Overall, this should be regarded as good news. On the basis that problems can only be addressed when they have been defined, the true extent of a major source of harmful emissions and, perhaps more importantly, greenhouse gases - has now been identified.
In fact, together with increasing fuel efficiency, reducing harmful emissions has been the key consideration for engine developers for over 20 years. Thus, when greenhouse gases become a major issue about 10 years ago, engine manufacturers could claim to have already been addressing carbon dioxide emissions, since they are directly proportional to fuel consumption.
Given that the engine industry is confident of meeting the next stage of marine exhaust emissions regulations without aftertreatment, (e.g. catalytic converters etc) the focus is still firmly on reducing emissions "at source" during combustion of fuel and the air, and great advances have been made.

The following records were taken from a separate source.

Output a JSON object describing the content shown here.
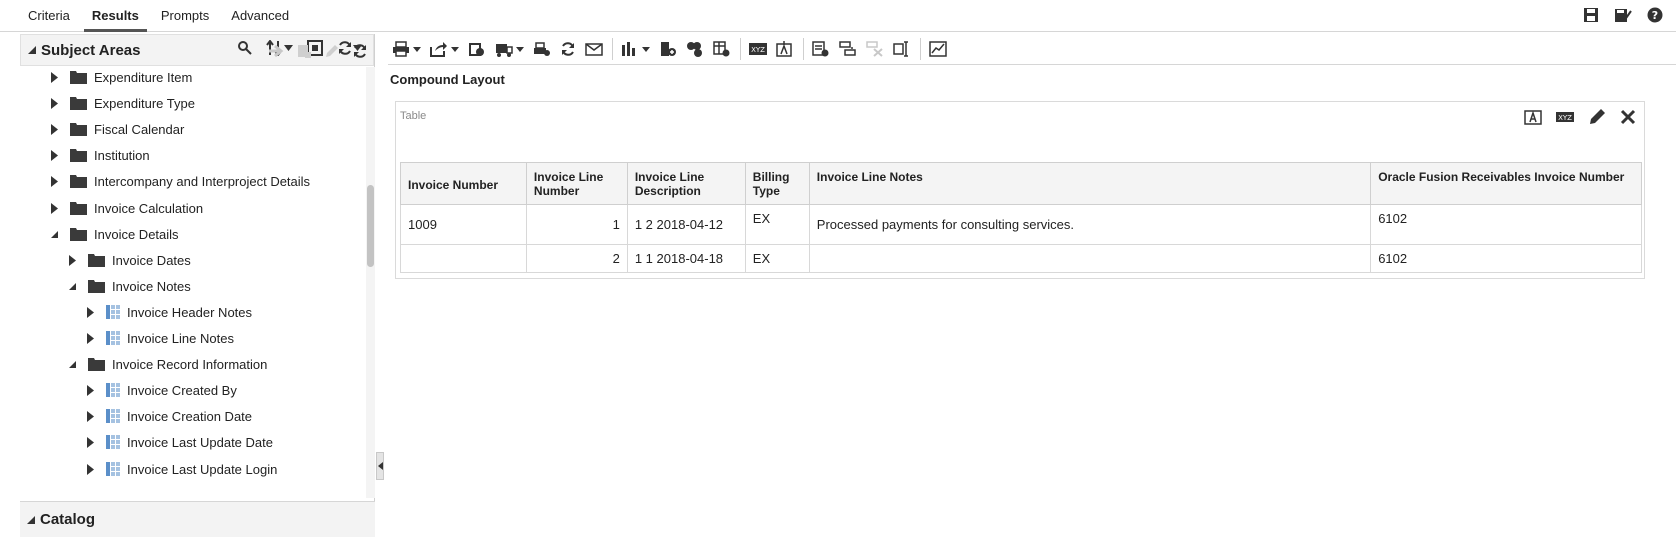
{
  "top_tabs": [
    {
      "label": "Criteria"
    },
    {
      "label": "Results"
    },
    {
      "label": "Prompts"
    },
    {
      "label": "Advanced"
    }
  ],
  "subject_areas": {
    "title": "Subject Areas",
    "tree": [
      {
        "label": "Expenditure Item",
        "level": 1,
        "expanded": false,
        "icon": "folder-icon"
      },
      {
        "label": "Expenditure Type",
        "level": 1,
        "expanded": false,
        "icon": "folder-icon"
      },
      {
        "label": "Fiscal Calendar",
        "level": 1,
        "expanded": false,
        "icon": "folder-icon"
      },
      {
        "label": "Institution",
        "level": 1,
        "expanded": false,
        "icon": "folder-icon"
      },
      {
        "label": "Intercompany and Interproject Details",
        "level": 1,
        "expanded": false,
        "icon": "folder-icon"
      },
      {
        "label": "Invoice Calculation",
        "level": 1,
        "expanded": false,
        "icon": "folder-icon"
      },
      {
        "label": "Invoice Details",
        "level": 1,
        "expanded": true,
        "icon": "folder-icon"
      },
      {
        "label": "Invoice Dates",
        "level": 2,
        "expanded": false,
        "icon": "folder-icon"
      },
      {
        "label": "Invoice Notes",
        "level": 2,
        "expanded": true,
        "icon": "folder-icon"
      },
      {
        "label": "Invoice Header Notes",
        "level": 3,
        "expanded": false,
        "icon": "column-icon"
      },
      {
        "label": "Invoice Line Notes",
        "level": 3,
        "expanded": false,
        "icon": "column-icon"
      },
      {
        "label": "Invoice Record Information",
        "level": 2,
        "expanded": true,
        "icon": "folder-icon"
      },
      {
        "label": "Invoice Created By",
        "level": 3,
        "expanded": false,
        "icon": "column-icon"
      },
      {
        "label": "Invoice Creation Date",
        "level": 3,
        "expanded": false,
        "icon": "column-icon"
      },
      {
        "label": "Invoice Last Update Date",
        "level": 3,
        "expanded": false,
        "icon": "column-icon"
      },
      {
        "label": "Invoice Last Update Login",
        "level": 3,
        "expanded": false,
        "icon": "column-icon"
      }
    ]
  },
  "catalog": {
    "title": "Catalog"
  },
  "compound_layout": {
    "title": "Compound Layout"
  },
  "table_view": {
    "label": "Table",
    "columns": [
      "Invoice Number",
      "Invoice Line Number",
      "Invoice Line Description",
      "Billing Type",
      "Invoice Line Notes",
      "Oracle Fusion Receivables Invoice Number"
    ],
    "rows": [
      {
        "invoice_number": "1009",
        "line_number": "1",
        "description": "1 2 2018-04-12",
        "billing_type": "EX",
        "notes": "Processed payments for consulting services.",
        "receivables_number": "6102"
      },
      {
        "invoice_number": "",
        "line_number": "2",
        "description": "1 1 2018-04-18",
        "billing_type": "EX",
        "notes": "",
        "receivables_number": "6102"
      }
    ]
  },
  "colors": {
    "column_icon": "#5b8fc9",
    "folder": "#3a3a3a"
  }
}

On the fuel injection side, computer-controlled common-rail fuel injection technology has given the scope to optimise injection under all operating conditions and, on the combustion air side, advanced turbochargers are capable of giving similar levels of control.

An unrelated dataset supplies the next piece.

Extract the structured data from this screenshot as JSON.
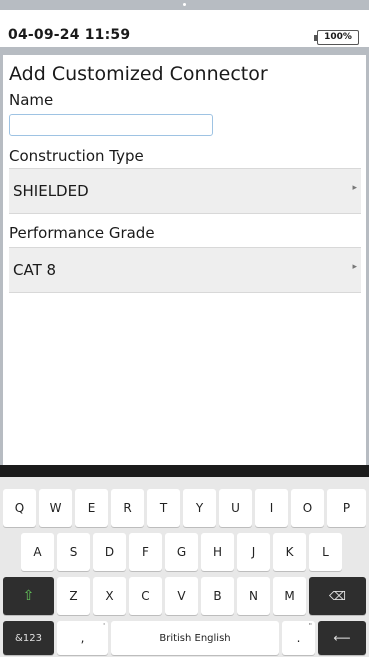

More precisely controlled combustion is now possible and, since combustion is the central science of combustion engine technology, its greater control - and understanding - is central to achieving the ideal of reducing both emissions and fuel consumption at the same time.
Hercules Joins the Fight
Supporting these efforts, around three years ago the European Union decided it was time to encourage engine manufacturers to pool resources, in part to ensure that no new emissions reduction possibility was being missed for lack of knowledge-sharing among competitors.
The result was the EU sponsored, engine industry-wide "Hercules" marine engine development programme aimed at reducing large engine emissions. The programme recently reported on progress, including some very promising lines of attack.
Among them was early experience at engine builder MAN Diesel, based in Augsburg, Germany, with two-stage, high pressure turbocharging. This method promises considerable improvements in both emissions and fuel consumption, the company states. Combined with so-called "Miller" valve timing, which gives a useful reduction in emissions of oxides of nitrogen, two-stage high pressure turbocharging gives the potential to increase fuel efficiency - and hence reduce greenhouse gas emissions - by up to 8% with further reductions expected as the technology is developed to maturity.